At the time of publishing of this article, the news channelCNN-News 18 called the election, where the Indian National Congress secured 28 seats, Bharatiya Janta Party secured 21 seats and other parties secured 11 votes. Irom Sharmila's maiden election contest remained fruitless. She fought and lost miserably against Manipur chief minister Okram Ibobi Singh, securing only 90 votes from the Thoubal constituency where she contested.
While Manipur's political battle remained close between the two political giants — Congress and BJP — here are the key takeaways from this fight.
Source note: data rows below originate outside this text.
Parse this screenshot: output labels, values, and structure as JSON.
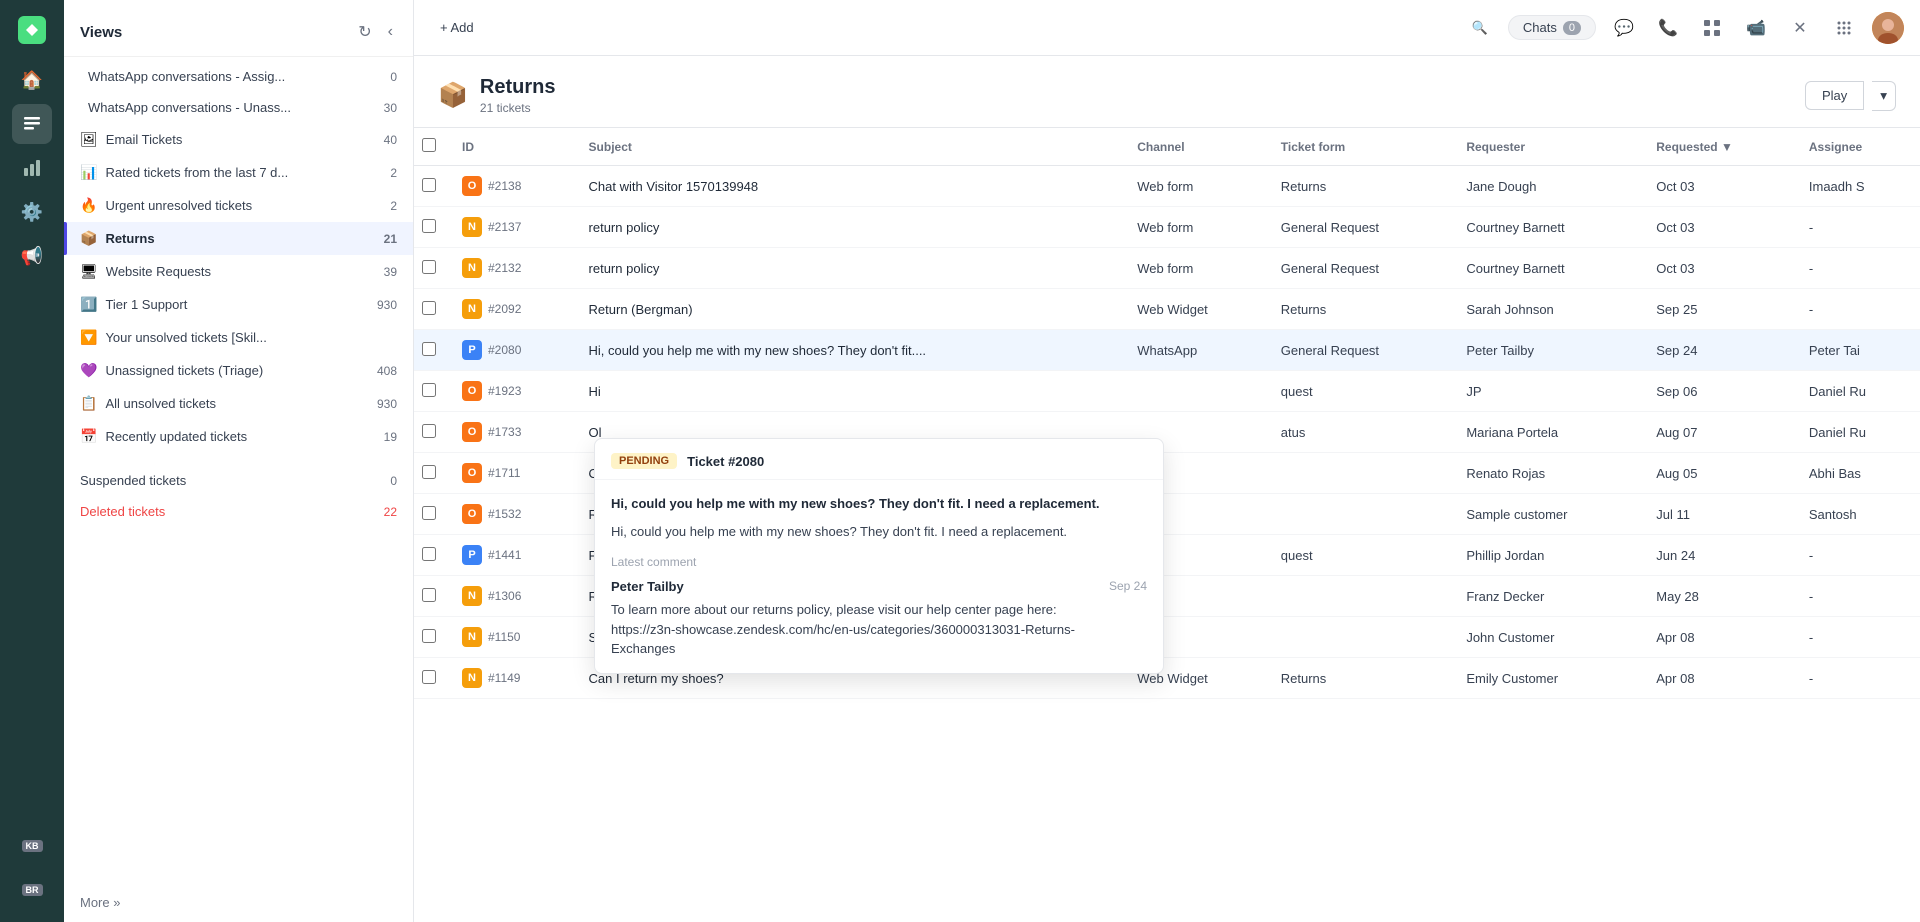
{
  "app": {
    "add_label": "+ Add"
  },
  "top_nav": {
    "chats_label": "Chats",
    "chats_count": "0",
    "play_label": "Play"
  },
  "views_sidebar": {
    "title": "Views",
    "items": [
      {
        "id": "whatsapp-assigned",
        "icon": "",
        "label": "WhatsApp conversations - Assig...",
        "count": "0",
        "color": "normal",
        "emoji": ""
      },
      {
        "id": "whatsapp-unassigned",
        "icon": "",
        "label": "WhatsApp conversations - Unass...",
        "count": "30",
        "color": "normal",
        "emoji": ""
      },
      {
        "id": "email-tickets",
        "icon": "🖼",
        "label": "Email Tickets",
        "count": "40",
        "color": "normal",
        "emoji": ""
      },
      {
        "id": "rated-tickets",
        "icon": "📊",
        "label": "Rated tickets from the last 7 d...",
        "count": "2",
        "color": "normal",
        "emoji": ""
      },
      {
        "id": "urgent-unresolved",
        "icon": "🔥",
        "label": "Urgent unresolved tickets",
        "count": "2",
        "color": "normal",
        "emoji": ""
      },
      {
        "id": "returns",
        "icon": "📦",
        "label": "Returns",
        "count": "21",
        "color": "normal",
        "active": true,
        "emoji": ""
      },
      {
        "id": "website-requests",
        "icon": "🖥",
        "label": "Website Requests",
        "count": "39",
        "color": "normal",
        "emoji": ""
      },
      {
        "id": "tier1-support",
        "icon": "1️⃣",
        "label": "Tier 1 Support",
        "count": "930",
        "color": "normal",
        "emoji": ""
      },
      {
        "id": "your-unsolved",
        "icon": "🔽",
        "label": "Your unsolved tickets [Skil...",
        "count": "",
        "color": "normal",
        "emoji": ""
      },
      {
        "id": "unassigned-triage",
        "icon": "💜",
        "label": "Unassigned tickets (Triage)",
        "count": "408",
        "color": "normal",
        "emoji": ""
      },
      {
        "id": "all-unsolved",
        "icon": "📋",
        "label": "All unsolved tickets",
        "count": "930",
        "color": "normal",
        "emoji": ""
      },
      {
        "id": "recently-updated",
        "icon": "📅",
        "label": "Recently updated tickets",
        "count": "19",
        "color": "normal",
        "emoji": ""
      }
    ],
    "suspended_label": "Suspended tickets",
    "suspended_count": "0",
    "deleted_label": "Deleted tickets",
    "deleted_count": "22",
    "more_label": "More »"
  },
  "ticket_view": {
    "icon": "📦",
    "title": "Returns",
    "subtitle": "21 tickets",
    "columns": [
      {
        "id": "id",
        "label": "ID"
      },
      {
        "id": "subject",
        "label": "Subject"
      },
      {
        "id": "channel",
        "label": "Channel"
      },
      {
        "id": "ticket_form",
        "label": "Ticket form"
      },
      {
        "id": "requester",
        "label": "Requester"
      },
      {
        "id": "requested",
        "label": "Requested",
        "sortable": true
      },
      {
        "id": "assignee",
        "label": "Assignee"
      }
    ],
    "tickets": [
      {
        "id": "#2138",
        "badge": "O",
        "badge_color": "orange",
        "subject": "Chat with Visitor 1570139948",
        "channel": "Web form",
        "ticket_form": "Returns",
        "requester": "Jane Dough",
        "requested": "Oct 03",
        "assignee": "Imaadh S"
      },
      {
        "id": "#2137",
        "badge": "N",
        "badge_color": "yellow",
        "subject": "return policy",
        "channel": "Web form",
        "ticket_form": "General Request",
        "requester": "Courtney Barnett",
        "requested": "Oct 03",
        "assignee": "-"
      },
      {
        "id": "#2132",
        "badge": "N",
        "badge_color": "yellow",
        "subject": "return policy",
        "channel": "Web form",
        "ticket_form": "General Request",
        "requester": "Courtney Barnett",
        "requested": "Oct 03",
        "assignee": "-"
      },
      {
        "id": "#2092",
        "badge": "N",
        "badge_color": "yellow",
        "subject": "Return (Bergman)",
        "channel": "Web Widget",
        "ticket_form": "Returns",
        "requester": "Sarah Johnson",
        "requested": "Sep 25",
        "assignee": "-"
      },
      {
        "id": "#2080",
        "badge": "P",
        "badge_color": "blue",
        "subject": "Hi, could you help me with my new shoes? They don't fit....",
        "channel": "WhatsApp",
        "ticket_form": "General Request",
        "requester": "Peter Tailby",
        "requested": "Sep 24",
        "assignee": "Peter Tai",
        "highlighted": true
      },
      {
        "id": "#1923",
        "badge": "O",
        "badge_color": "orange",
        "subject": "Hi",
        "channel": "",
        "ticket_form": "quest",
        "requester": "JP",
        "requested": "Sep 06",
        "assignee": "Daniel Ru"
      },
      {
        "id": "#1733",
        "badge": "O",
        "badge_color": "orange",
        "subject": "Ol",
        "channel": "",
        "ticket_form": "atus",
        "requester": "Mariana Portela",
        "requested": "Aug 07",
        "assignee": "Daniel Ru"
      },
      {
        "id": "#1711",
        "badge": "O",
        "badge_color": "orange",
        "subject": "Ol",
        "channel": "",
        "ticket_form": "",
        "requester": "Renato Rojas",
        "requested": "Aug 05",
        "assignee": "Abhi Bas"
      },
      {
        "id": "#1532",
        "badge": "O",
        "badge_color": "orange",
        "subject": "Re",
        "channel": "",
        "ticket_form": "",
        "requester": "Sample customer",
        "requested": "Jul 11",
        "assignee": "Santosh"
      },
      {
        "id": "#1441",
        "badge": "P",
        "badge_color": "blue",
        "subject": "Fa",
        "channel": "",
        "ticket_form": "quest",
        "requester": "Phillip Jordan",
        "requested": "Jun 24",
        "assignee": "-"
      },
      {
        "id": "#1306",
        "badge": "N",
        "badge_color": "yellow",
        "subject": "Re",
        "channel": "",
        "ticket_form": "",
        "requester": "Franz Decker",
        "requested": "May 28",
        "assignee": "-"
      },
      {
        "id": "#1150",
        "badge": "N",
        "badge_color": "yellow",
        "subject": "Sh",
        "channel": "",
        "ticket_form": "",
        "requester": "John Customer",
        "requested": "Apr 08",
        "assignee": "-"
      },
      {
        "id": "#1149",
        "badge": "N",
        "badge_color": "yellow",
        "subject": "Can I return my shoes?",
        "channel": "Web Widget",
        "ticket_form": "Returns",
        "requester": "Emily Customer",
        "requested": "Apr 08",
        "assignee": "-"
      }
    ]
  },
  "popup": {
    "status": "PENDING",
    "ticket_id": "Ticket #2080",
    "bold_text": "Hi, could you help me with my new shoes? They don't fit. I need a replacement.",
    "normal_text": "Hi, could you help me with my new shoes? They don't fit. I need a replacement.",
    "latest_comment_label": "Latest comment",
    "commenter": "Peter Tailby",
    "comment_date": "Sep 24",
    "comment_text": "To learn more about our returns policy, please visit our help center page here: https://z3n-showcase.zendesk.com/hc/en-us/categories/360000313031-Returns-Exchanges"
  }
}
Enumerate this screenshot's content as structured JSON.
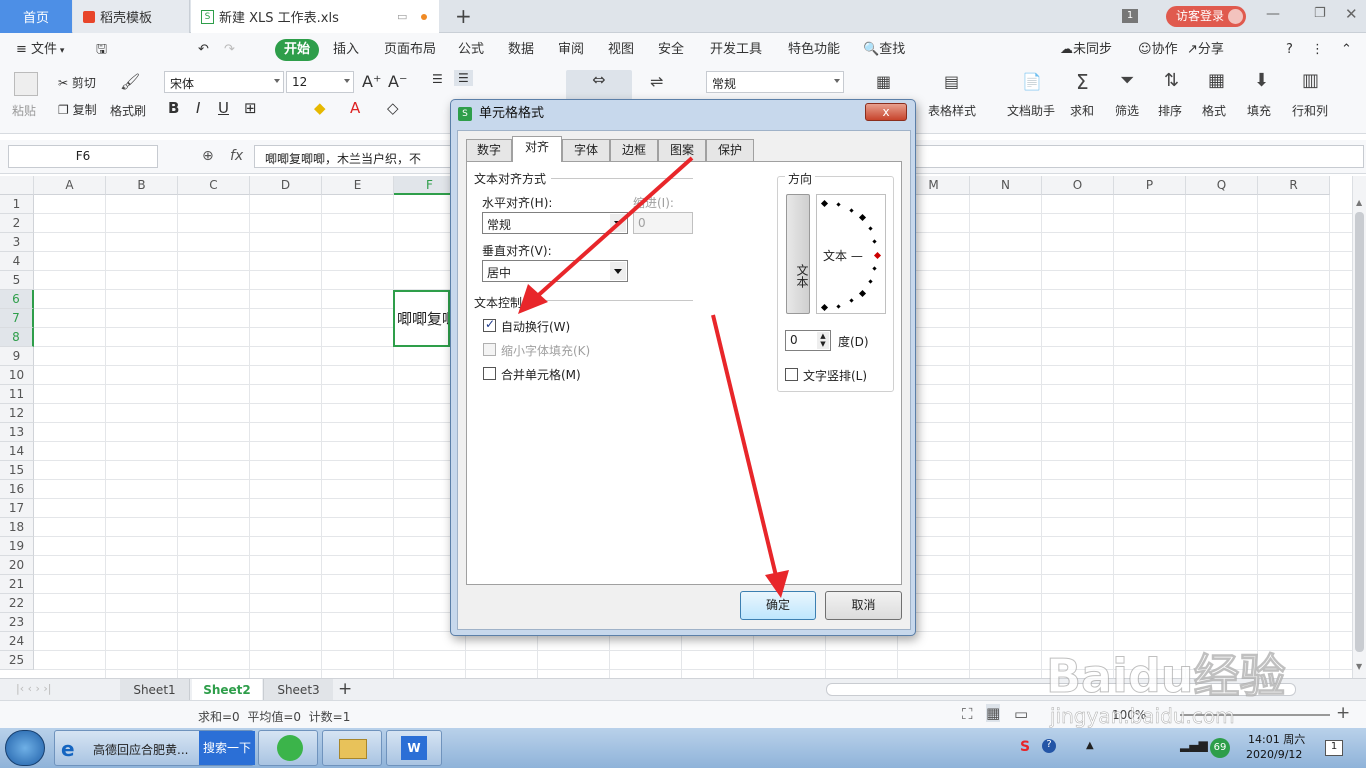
{
  "tabs": {
    "home": "首页",
    "template": "稻壳模板",
    "file": "新建 XLS 工作表.xls",
    "add": "+"
  },
  "titlebar": {
    "badge": "1",
    "login": "访客登录"
  },
  "menu": {
    "file": "文件",
    "items": [
      "开始",
      "插入",
      "页面布局",
      "公式",
      "数据",
      "审阅",
      "视图",
      "安全",
      "开发工具",
      "特色功能"
    ],
    "search": "查找",
    "sync": "未同步",
    "collab": "协作",
    "share": "分享"
  },
  "ribbon": {
    "paste": "粘贴",
    "cut": "剪切",
    "copy": "复制",
    "format_painter": "格式刷",
    "font_name": "宋体",
    "font_size": "12",
    "number_format": "常规",
    "table_style": "表格样式",
    "doc_helper": "文档助手",
    "sum": "求和",
    "filter": "筛选",
    "sort": "排序",
    "format": "格式",
    "fill": "填充",
    "rowcol": "行和列"
  },
  "formula": {
    "cell_ref": "F6",
    "fx": "fx",
    "content": "唧唧复唧唧，木兰当户织，不"
  },
  "columns": [
    "A",
    "B",
    "C",
    "D",
    "E",
    "F",
    "G",
    "H",
    "I",
    "J",
    "K",
    "L",
    "M",
    "N",
    "O",
    "P",
    "Q",
    "R"
  ],
  "rows": [
    "1",
    "2",
    "3",
    "4",
    "5",
    "6",
    "7",
    "8",
    "9",
    "10",
    "11",
    "12",
    "13",
    "14",
    "15",
    "16",
    "17",
    "18",
    "19",
    "20",
    "21",
    "22",
    "23",
    "24",
    "25"
  ],
  "cell_f6": "唧唧复唧",
  "sheets": [
    "Sheet1",
    "Sheet2",
    "Sheet3"
  ],
  "active_sheet": "Sheet2",
  "status": {
    "text": "求和=0  平均值=0  计数=1",
    "zoom": "100%"
  },
  "dialog": {
    "title": "单元格格式",
    "close": "x",
    "tabs": [
      "数字",
      "对齐",
      "字体",
      "边框",
      "图案",
      "保护"
    ],
    "active_tab": "对齐",
    "text_align_group": "文本对齐方式",
    "h_align_label": "水平对齐(H):",
    "h_align_value": "常规",
    "indent_label": "缩进(I):",
    "indent_value": "0",
    "v_align_label": "垂直对齐(V):",
    "v_align_value": "居中",
    "text_control_group": "文本控制",
    "wrap_text": "自动换行(W)",
    "wrap_checked": true,
    "shrink_fit": "缩小字体填充(K)",
    "merge_cells": "合并单元格(M)",
    "orientation_group": "方向",
    "vertical_text": "文本",
    "orient_text": "文本 —",
    "degrees_value": "0",
    "degrees_label": "度(D)",
    "vertical_stack": "文字竖排(L)",
    "ok": "确定",
    "cancel": "取消"
  },
  "taskbar": {
    "ie_title": "高德回应合肥黄...",
    "search_btn": "搜索一下",
    "time": "14:01 周六",
    "date": "2020/9/12",
    "badge": "69"
  },
  "watermark": {
    "brand": "Baidu经验",
    "url": "jingyan.baidu.com"
  },
  "colors": {
    "accent_green": "#2e9e4a",
    "tab_blue": "#4d8fe6",
    "arrow_red": "#e8262a"
  }
}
The Congress may be the largest single party in Manipur (as of now), but not large enough to form the government. The BJP is almost neck and neck, and that is a major achievement, considering it is the party’s first formal foray into the state. In fact the BJP may be in a better position to cobble up the required numbers with help from smaller parties like the Naga Peoples Party.
It was quite apparent after the BJP swept into power in Assam that the north-east was opening up to prime minister Narendra Modi’s party. From having just two BJP MLA’s in the last assembly, and that too through two by-elections, on Saturday, the BJP now is in the position to form the government, with the help of the smaller tribal parties.
The winds of change which threw out Tarun Gogoi and the Congress party from Assam, has now gathered steam. Arunachal Pradesh is already with the BJP, in Meghalaya too, where the Congress is in power, the BJP’s popularity is growing day by day. In Nagaland the party is part of the coalition. Mizoram remains with the Congress and Tripura has a Left government.
Congress's success in the state has nothing to do with central leadership or Rahul Gandhi. It is mainly thanks to chief minister Ibobi Singh who runs Manipur with some degree of autonomy. If he is able to form the government he will be chief minister for a fourth consecutive term, which is no small achievement.
The Meites of the valley, who are staunch Hindus are natural constituents of the BJP. However the fear of fragmentation, by giving away the hill areas of Manipur to the Naga’s led them to be somewhat wary of the BJP. Ibobi Singh is a clever politician and the addition of seven new revenue districts to the existing nine, has helped. The Nagas in the hills are angry that their areas have been divided, while the Kukis are happy that there demand for a separate revenue district has been met. This was done late last year with an eye on elections.
The fact that a framework agreement signed between the Centre and the NSCN (IM) in 2015, was kept a secret, helped chief minister Ibobi Singh to play on the fears of the Meities. The prime minister’s assurance during the campaign that the accord with Naga leaders would not affect the territorial integrity of the state, worked up to a point. But not entirely. However the BJP has been able to garner seats both in the valley which has 40 seats, and the hills which has 20 seats. There is bitter division between the hills and the valley (Nagas and the Meiteis), as well as among the Kukis and Nagas who live in the hills.
It is surprising that the tribal Christian states of the North East, which in the past was afraid that a Hindu nationalist party like the BJP will harm their interests, is enthusiastic about Narendra Modi. They were not quite so enthusiastic about either Atal Bihairi Vajpayee or LK Advani. But somehow the Modi magic which seems to work on the average Indian also affects the remote north eastern states. They believe he is dynamic and will deliver on his promise of development. Though there is little sign of "aache din" the prime minister’s messaging has been perfect. They have faith and are ready to wait.
Most of these small states, completely dependent on Delhi for funds, also believe that it is in their interest to be with the ruling party at the Centre.
The 'Look East' policy, first initiated by former prime minister Narasimha Rao, and now reframed as 'Act East' policy, by Modi, was also meant to help develop the isolated region. The North East is connected to the mainland by what is commonly referred to as the 'chicken neck', a small strip of territory between north Bengal and Bangladesh, through which the Indian railway line connects the region to the mainland. The idea was to build infrastructure and roads to connect this region to the throbbing markets of ASEAN. Moreh is a bustling town in the Kuki dominated Tengnoupal district of Manipur. It borders Myanmar . The India-Myanmar friendship bridge in Moreh connects India to the town of Kalewa in the Sagaing district of Myanmar. The highway in the Myanmar side runs up to Mandalay. There are plans to overhaul and modernise the Integrated Check Post in Moreh. A check post is already there for trade with the border villages of the two countries. But this has to be further modernised.
Plans of connecting Manipur to the Asian Highway have been afoot since 2012, but progress has been slow. By 2016 there should have been a motorable road from the North East to Bangkok via Myanmar. This would be from Moreh in Manipur to Mae Scot in Myanmar-Thai border. All this has been in the making but at a snails speed.
People here are hoping under Narendra Modi, these projects would be given top priority and the promised road and rail infrastructure will be in place to help trade with the rest of East Asia.
Published Date: Mar 11, 2017 07:32 pm | Updated Date: Mar 11, 2017 09:05 pm